It’s spectacular, which is perhaps why there’s a wooden sign pointing out the lookout bench just a few metres away: distracted by that view, might you miss it? Now come more steps, all the way down to Little Palm Beach, where it could be as well to be distracted by the view again: here, it’s clothing-optional.
Crossing the little headland to Palm Beach proper, it’s shoes off for a pleasant paddle towards this lovely journey’s end. I can detour to the Red Shed art gallery, watch children in the playground, admire the lovely houses lining the beach, see dogs and people enjoying themselves.
At the far end, near the palms that gave the name, there’s a dairy with excellent coffee and pastries; and also Arcadia, the restaurant where my reward awaits, if I can only manage to make a choice from the tempting range in its menu. There, too, is the bus stop, for an easy return to my starting point.

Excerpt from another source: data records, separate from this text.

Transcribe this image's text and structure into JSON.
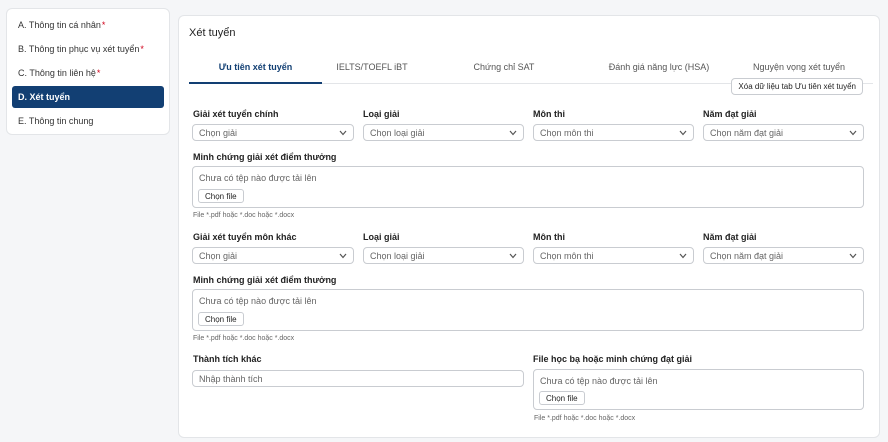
{
  "sidebar": {
    "items": [
      {
        "label": "A. Thông tin cá nhân",
        "required": true
      },
      {
        "label": "B. Thông tin phục vụ xét tuyển",
        "required": true
      },
      {
        "label": "C. Thông tin liên hệ",
        "required": true
      },
      {
        "label": "D. Xét tuyển",
        "required": false,
        "active": true
      },
      {
        "label": "E. Thông tin chung",
        "required": false
      }
    ],
    "required_mark": "*"
  },
  "panel": {
    "title": "Xét tuyển",
    "tabs": [
      {
        "label": "Ưu tiên xét tuyển",
        "active": true
      },
      {
        "label": "IELTS/TOEFL iBT"
      },
      {
        "label": "Chứng chỉ SAT"
      },
      {
        "label": "Đánh giá năng lực (HSA)"
      },
      {
        "label": "Nguyện vọng xét tuyển"
      }
    ],
    "clear_button": "Xóa dữ liệu tab Ưu tiên xét tuyển"
  },
  "section1": {
    "award_label": "Giải xét tuyển chính",
    "award_placeholder": "Chọn giải",
    "type_label": "Loại giải",
    "type_placeholder": "Chọn loại giải",
    "subject_label": "Môn thi",
    "subject_placeholder": "Chọn môn thi",
    "year_label": "Năm đạt giải",
    "year_placeholder": "Chọn năm đạt giải",
    "proof_label": "Minh chứng giải xét điểm thưởng",
    "no_file": "Chưa có tệp nào được tải lên",
    "choose_file": "Chọn file",
    "hint": "File *.pdf hoặc *.doc hoặc *.docx"
  },
  "section2": {
    "award_label": "Giải xét tuyển môn khác",
    "award_placeholder": "Chọn giải",
    "type_label": "Loại giải",
    "type_placeholder": "Chọn loại giải",
    "subject_label": "Môn thi",
    "subject_placeholder": "Chọn môn thi",
    "year_label": "Năm đạt giải",
    "year_placeholder": "Chọn năm đạt giải",
    "proof_label": "Minh chứng giải xét điểm thưởng",
    "no_file": "Chưa có tệp nào được tải lên",
    "choose_file": "Chọn file",
    "hint": "File *.pdf hoặc *.doc hoặc *.docx"
  },
  "section3": {
    "achievement_label": "Thành tích khác",
    "achievement_placeholder": "Nhập thành tích",
    "transcript_label": "File học bạ hoặc minh chứng đạt giải",
    "no_file": "Chưa có tệp nào được tải lên",
    "choose_file": "Chọn file",
    "hint": "File *.pdf hoặc *.doc hoặc *.docx"
  },
  "colors": {
    "accent": "#123f73",
    "required": "#d0021b"
  }
}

The walk is less than six kilometres in total, and takes two hours at a leisurely pace, including plenty of stops. Some climbs are quite steep, but require only moderate fitness. Wear proper shoes and carry water because there are few taps and just a takeaway between Oneroa and Palm Beach.
Get information about a range of routes from the Walk Waiheke website (walkwaiheke.co.nz) and for one-off specials, book now for the Waiheke Walking Festival (waihekewalkingfestival.org), which is this year behind held between November 11 and 29.